We ate at first class dining establishments, sandwich joints, corner bistros and tourist-oriented seafood restaurants. I think our absolute favorites were the Acme Oyster House, and Mr. B’s Bistro, an offshoot of the famous Brennan’s. We also went to K-Paul’s, another of Paul Prudhomme’s establishments. Mr. B’s Bistro makes an amazing dish called Barbecued Shrimp. It’s not barbecued. It is in a red sauce that is so full of flavor your tongue doesn’t know where to go next. Like much of New Orleans food, the Barbecued Shrimp is complex: rich with garlic, butter, lemon, pepper and Creole seasoning, it feels deep, and spicy but not “hot.” The shrimp are served full on, so to speak, shells, heads, and creepy little feet. The diner gets a small loaf of bread, a bib, wet towels, and appropriate implements to work her way through the “scrimp” and the sauce. Nothing should be left behind in the end, except empty carapace. A leisurely, southern pace is unavoidable. When she was finally done, our server, Stephen, congratulated Dr. Park, instructed her to cup her hands and squeezed a half a lemon into them, to be briskly rubbed around, followed by a clean damp towel. Meanwhile, I was groaning in sheer pleasure over a plate of shrimp and grits with red-eye gravy. I won’t go into minute detail over the creaminess of the grits, the plumpness of the shrimp, or the surprising sweet flavor of the light red-eye sauce, suffice it to say that it lived up to, and beyond, my expectations. Stephen has been working at Mr. B’s Bistro for 25 years. I was interested to know what happened to the restaurant and the staff after Katrina and he told me that most of the workers waited for Mr. B’s to re-open after extensive repairs and renovations. Some of the staff came in weekly to help with construction, others had jobs in near-by restaurants that had not been quite so damaged, and waited to be recalled, then returned. That quality of loyalty and caring is rare these days, but the people of New Orleans are a rare breed.
And it is this quality that breaks your heart and gives you hope as you drive through the Lower Ninth Ward. The French Quarter has renewed its facades and continues to beat out jazz rhythms amidst fairy lights and street revelers and the obvious lack of an open container law. But the Lower Ninth sits quietly in the sun, potholed streets outlining yards of tall grasses, square foundations mute markers of loss, and boarded up houses graffiti-ed with the score of the living and the dead. Famous names have taken up the cause here, Brad Pitt, Sean Penn, Ellen DeGeneres. And amongst these urban graves, new houses are appearing. Modern, daring, innovative homes rise on stilts announcing the beginnings of resurgence.

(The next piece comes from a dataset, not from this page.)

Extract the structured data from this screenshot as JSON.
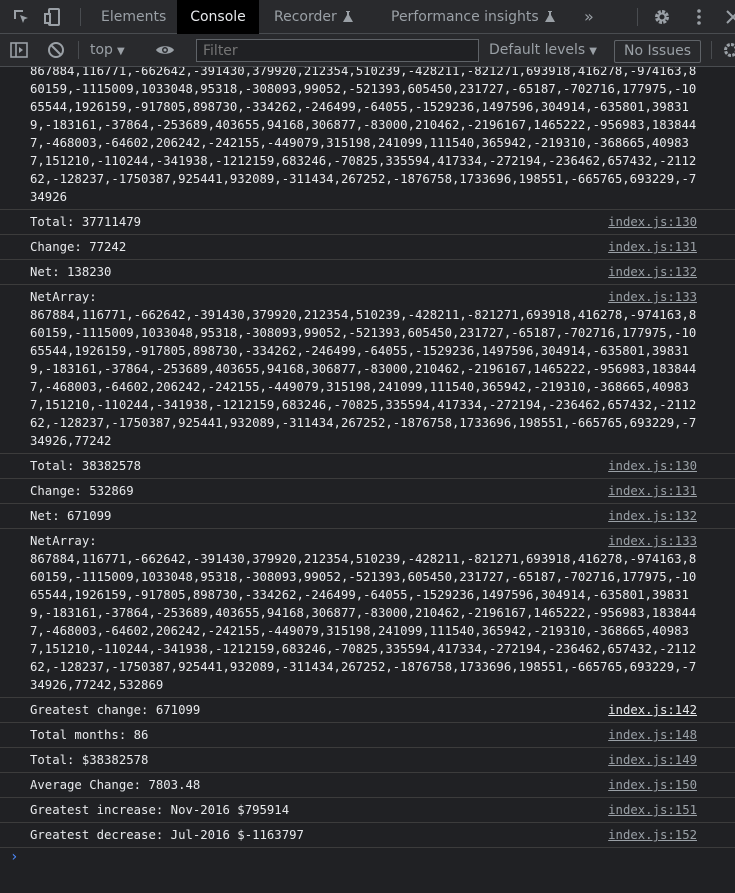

Pitt’s Make It Right home-building project is designed to construct affordable, eco-friendly houses so that the residents can return to what was once a vibrant community. After spending only five days in the City of New Orleans, I understand why it is such a tragedy to be one of its citizens and unable to return. It is not only the food that is rich, deep and complex, but it is the people and the community they create. Nowhere else on earth is New Orleans. Go. Experience it. Find out “who dat” is.
In the next few days I’ll post pictures from our trip to New Orleans.
First printed in the Tri-City Voice July 9, 2010
First printed in the Tri-City Voice July 16, 2010